Their New York office opened in 1978. State Director Carter Strickland has been leading the way in building these parks, including remaking 197 school playgrounds across the five boroughs.
“People, especially those who live in crowded cities like New York, need a place to get outside and experience nature,” Strickland said. “All the parks we build have some element of green in them.
“We hope people will graduate to hiking the Appalachian Trail and some other things we work on as well,” he added.
An important benefit of this connection is the ability to de-stress. Strickland said as kids spend more time in front of devices, they become more sedentary. Children exercise more when they’re outdoors, he said, which lends to a healthier lifestyle.
Open spaces are also places where people mix and socialize, which allows kids of different backgrounds and ages to meet and break down stereotypes.
“In this day and age, as Americans become more divided and we have less and less in common, one thing we have in common is enjoying social infrastructure,” Strickland said.
The nonprofit has created 197 green and environmentally sustainable playgrounds since 1996, and will cross the 200 mark by the end of the year. Strickland said they have 15 more in the pipeline in various stages of design and construction.
He noted that there are 1,200 buildings in the school system, and he estimates nearly 500 have courtyards that can be converted.
After school and on weekends, neighbors can also use the playground to play and relax. Nearly 18,000 residents live within a ten-minute walk.

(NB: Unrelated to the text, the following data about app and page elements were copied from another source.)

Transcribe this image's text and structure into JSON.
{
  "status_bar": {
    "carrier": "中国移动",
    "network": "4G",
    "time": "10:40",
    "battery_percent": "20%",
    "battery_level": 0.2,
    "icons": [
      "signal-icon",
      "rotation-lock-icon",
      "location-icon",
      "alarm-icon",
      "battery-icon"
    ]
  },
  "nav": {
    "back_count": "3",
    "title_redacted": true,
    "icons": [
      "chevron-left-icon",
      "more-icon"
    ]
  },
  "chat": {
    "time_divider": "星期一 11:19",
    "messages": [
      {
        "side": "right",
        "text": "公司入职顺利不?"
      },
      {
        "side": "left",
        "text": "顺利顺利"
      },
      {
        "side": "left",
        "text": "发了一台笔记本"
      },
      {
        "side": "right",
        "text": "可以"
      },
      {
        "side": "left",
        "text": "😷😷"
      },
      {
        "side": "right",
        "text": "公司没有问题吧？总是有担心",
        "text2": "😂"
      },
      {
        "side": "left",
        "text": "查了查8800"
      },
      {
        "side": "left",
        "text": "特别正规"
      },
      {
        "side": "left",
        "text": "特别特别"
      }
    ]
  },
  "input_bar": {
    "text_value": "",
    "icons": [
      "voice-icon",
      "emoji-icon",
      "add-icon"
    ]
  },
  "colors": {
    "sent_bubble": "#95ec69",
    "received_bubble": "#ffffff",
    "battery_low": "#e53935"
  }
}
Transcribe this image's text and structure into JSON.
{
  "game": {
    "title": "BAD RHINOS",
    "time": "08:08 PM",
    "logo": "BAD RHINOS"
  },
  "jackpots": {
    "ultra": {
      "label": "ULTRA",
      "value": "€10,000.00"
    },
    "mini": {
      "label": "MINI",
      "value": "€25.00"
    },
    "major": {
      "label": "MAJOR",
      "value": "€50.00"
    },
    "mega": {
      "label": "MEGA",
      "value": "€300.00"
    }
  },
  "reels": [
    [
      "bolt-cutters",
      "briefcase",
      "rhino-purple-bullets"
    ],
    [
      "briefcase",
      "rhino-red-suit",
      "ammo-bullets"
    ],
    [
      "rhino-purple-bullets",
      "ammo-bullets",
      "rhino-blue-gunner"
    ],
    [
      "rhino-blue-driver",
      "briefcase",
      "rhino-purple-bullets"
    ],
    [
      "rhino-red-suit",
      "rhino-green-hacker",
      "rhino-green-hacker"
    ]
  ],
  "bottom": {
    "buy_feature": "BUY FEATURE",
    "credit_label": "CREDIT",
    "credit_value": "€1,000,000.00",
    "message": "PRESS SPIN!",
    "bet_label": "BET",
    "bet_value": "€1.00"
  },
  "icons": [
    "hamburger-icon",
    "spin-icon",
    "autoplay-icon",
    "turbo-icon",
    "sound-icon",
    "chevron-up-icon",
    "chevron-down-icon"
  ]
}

“It makes for a stronger, more resilient school,” he said. “And it’s a neighborhood amenity.”